As we approached the dock, our neighbours all gathered at the "ready" to catch our docklines. We told them "No thanks, we've got it." Our boat's previous owner Jay Fitzgerald says "never hand a line to a bystander -- the first thing they'll do is pull it when you least expect it." With four aboard we had plenty of brains and muscle for the job. (If there is any doubt, Sarah is the brains and I'm the muscle...) Sarah practiced her precision tiller work on our approach. On our signal Marnie blew the staysail sheets at just the right time to kill our speed. Brad was on the bow line and I was at the shrouds holding the midship spring line and guiding Sarah's angle of approach. We just barely nudged the dock and lept off in unison to make off the lines. All our marina neighbours spontaneously broke out in applause and congratulated us on a textbook landing as we cleated off the dock lines. We celebrated silently for moment, sitting together on the foredeck in the sunshine, drinking warm beer, and talking. We then began methodically coiling down lines, flaking sails, and packing extra food and clothing to our cars.

I realized our neighbours were concerned because conventional wisdom says that no one docks a boat measuring 52 foot and weighing 16 tons under sail with a cross current and a 15 knot wind on the beam. It’s not impossible. It’s just a skill practiced so rarely in modern life that when you see it performed even crudely by a team of rank amateurs it seems like magic. I further realized in that moment that the sense of separation is a necessary pain to be born before you can do anything remarkable and return victorious (whatever victory means to you.) For months, my dock neighbours had been second-guessing and joking about our choice to sail engineless boat. I realized when someone tells you something is impossible, it really means it’s impossible for them. Their advice is useless to you. It’s not that you’re better or worse than them. Just different; their answer to your every question should in honest truth be “not applicable”. To even attempt to achieve anything different from others breeds separation and loneliness. The only cure for that loneliness is to find others who are seeking the same goals. When your goal is spending time in the ocean, my observation is that master sailors frequently manifest both confidence and humility. (It is hard to spend time on or near the ocean without feeling profoundly humbled by its power, beauty, and fury.) Those with lesser skill frequently have neither confidence nor humility, which is a deadly combination at sea. What we’ve set out to seek, and begun to find, is really self-selected community with those who have chosen the same crazy path; the joining of those who had previously thought separation from the “general population” was their only choice.

We had a final, ironic postscript to our journey.
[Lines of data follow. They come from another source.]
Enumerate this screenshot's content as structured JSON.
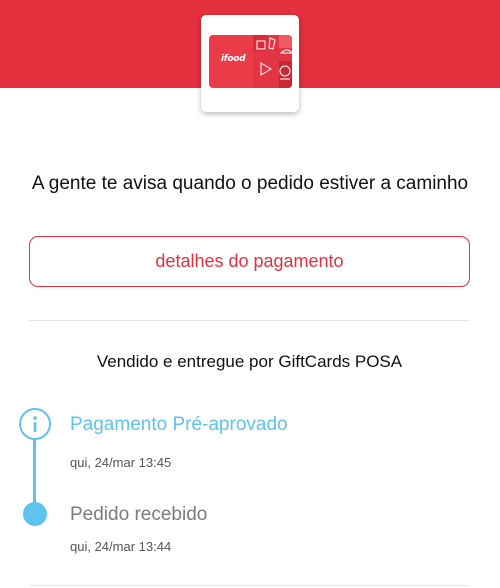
{
  "colors": {
    "brand": "#e4303f",
    "timeline": "#5ec3ef",
    "muted": "#7b7b7b"
  },
  "gift_card": {
    "brand_text": "ifood"
  },
  "message": "A gente te avisa quando o pedido estiver a caminho",
  "details_button": {
    "label": "detalhes do pagamento"
  },
  "seller": "Vendido e entregue por GiftCards POSA",
  "timeline": {
    "steps": [
      {
        "title": "Pagamento Pré-aprovado",
        "time": "qui, 24/mar 13:45",
        "icon": "info-icon",
        "active": true
      },
      {
        "title": "Pedido recebido",
        "time": "qui, 24/mar 13:44",
        "icon": "dot-icon",
        "active": false
      }
    ]
  }
}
Across the Estuary from us upon our return was shiny new powerboat driven onto the rock breakwater in broad daylight by some careless drunk. His boat had bounced and splintered, landing about 3 feet above high tide line, so he must have really had the throttle wide open. The only thing crazier than a boat without an engine is a boat with a big engine and a guy at the helm with three neurons rattling around his skull immersed in a bath of alcohol and testosterone. One of our boat neighbors started in with his usual unwelcome patter, “If you want a motor, I bet you could buy that guy’s for cheap.” “Yeah”, I joked back, “lot a good it did him.”

1 comment:

kristjan vanwissen said...

Nice blog, great looking boat. Where is it at now? I looked at a gaff Ingrid a little while ago but had to pass unfortunately.